COUNTRY & WESTERN HIT PARADE: DIM LIGHTS, THICK SMOKE AND HILLILLY MUSIC, 1951-1955
The “Hit Parade” part of this continuing series’ dual title is slightly misleading—in a good way. These “year-in-country” discs are not mere regurgitations of the annual bestselling singles lists, but sets of sides worth recalling, some celebrated, others more obscure, carefully culled by anthologizer Colin Escott to celebrate what, in retrospect, were the trends and tones of the year in question. The 20/20 hindsight proves a strong plus: it’s like having a set of winners of the History’s Choice Awards, both revealing and highly playable.
In the course of the half-dozen earlier releases in the series, covering country of 1945 through 1950, respectively, the last sounds of the swing era gave way to hardcore honky tonk, some early hints of the folk boom; the instrumentation included the increasing appearance of some serious rural electrification. World War II and Post-War themes gave way to frank talk of barroom life in complicated towns.
Hank Williams, just one of the multiple Hanks to show up in the earlier CDs, emerges as a central player in these new discs covering 1951 through 1955—the vocal imitators only growing in number after his death at the turn of ‘53. Some of those most influenced (Ray Price, George Jones, Faron Young, Porter Wagoner) find their own unmistakable voices in the course of these CDs. Indeed, the sheer individuality of the acts encompassed here can startle now; sounds from bluegrass (Hilo Brown, Jim Eanes), to Cajun (Rusty & Doug, Jimmy Newman), to r&b and gospel-influenced, smooth Southern pop (Ernie Ford, Red Foley), to early rockabilly (Bill Haley, Charlie Feathers), were competing for attention with the honky tonkers for chart positions and redefining “Country & Western” music, battles clearly accounted for here.

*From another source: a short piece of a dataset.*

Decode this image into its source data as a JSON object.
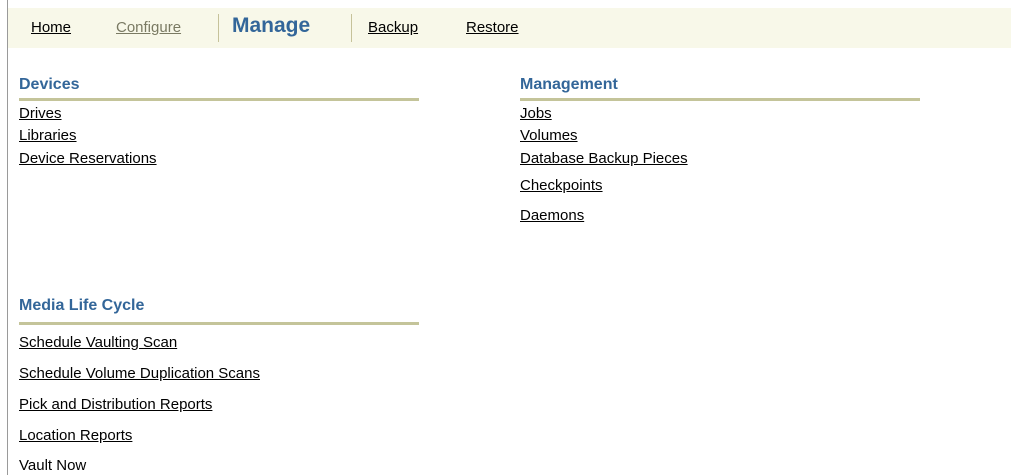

Just the list of artists included who’d emerged from the daring “Louisiana Hayride” radio show to earn record contracts is evidence of the invigorating new variety in country tones and rhythms of these years —Johnnie & Jack, Mac Wiseman, Webb Pierce, Slim Whitman and Elvis Presley. While the coming of the silkier Eddy Arnolds and George Morgans that would thrive in the Nashville Sound years up the road is accounted for, the central gravitational pull felt in these sets (and in much of Bear Family’s version of history, for that matter) is the country Escott describes as “grittier” in the detailed, highly researched notes that accompany each disc—the country that, in attack, clears the way for the rock and roll revolution. And that’s probably a good call from the modern audience’s standpoint, that emphasis on country that drives, whether it’s a Bill Monroe beat, the rhumbas introduced by Hank Snow and Johnnie & Jack, or the increasingly propulsive electric guitar leads and pedal steel fills captured emerging in these years.
A key bonus of this set’s format is that it provides a perfect setting for lesser-known, point-of-origin versions of songs that may have become better known as taken up by one or many cover artists later. So you’ll find included Curley Williams’ “Half As Much,” The Stewart Family’s “Just Out of Reach of My Two Empty Arms,” Jess Willard’s “Honky Tonk Hardwood Floor,” Slim Willet’s “Don’t Let the Stars Get in Your Eyes,” Bill Lister’s “There a Tear in My Beer,” Arlie Duff’s “You All Come,” and Terry Fell’s “Truck Drivin’ Man,”—terrific, often “original” versions of songs that are less likely to be in your collection already than hits from the major stars.
Year by year, this set brings alive, and in context, country in full bloom and at the height of its powers, varied, intriguing, pointed and fresh—and sounding very, very good.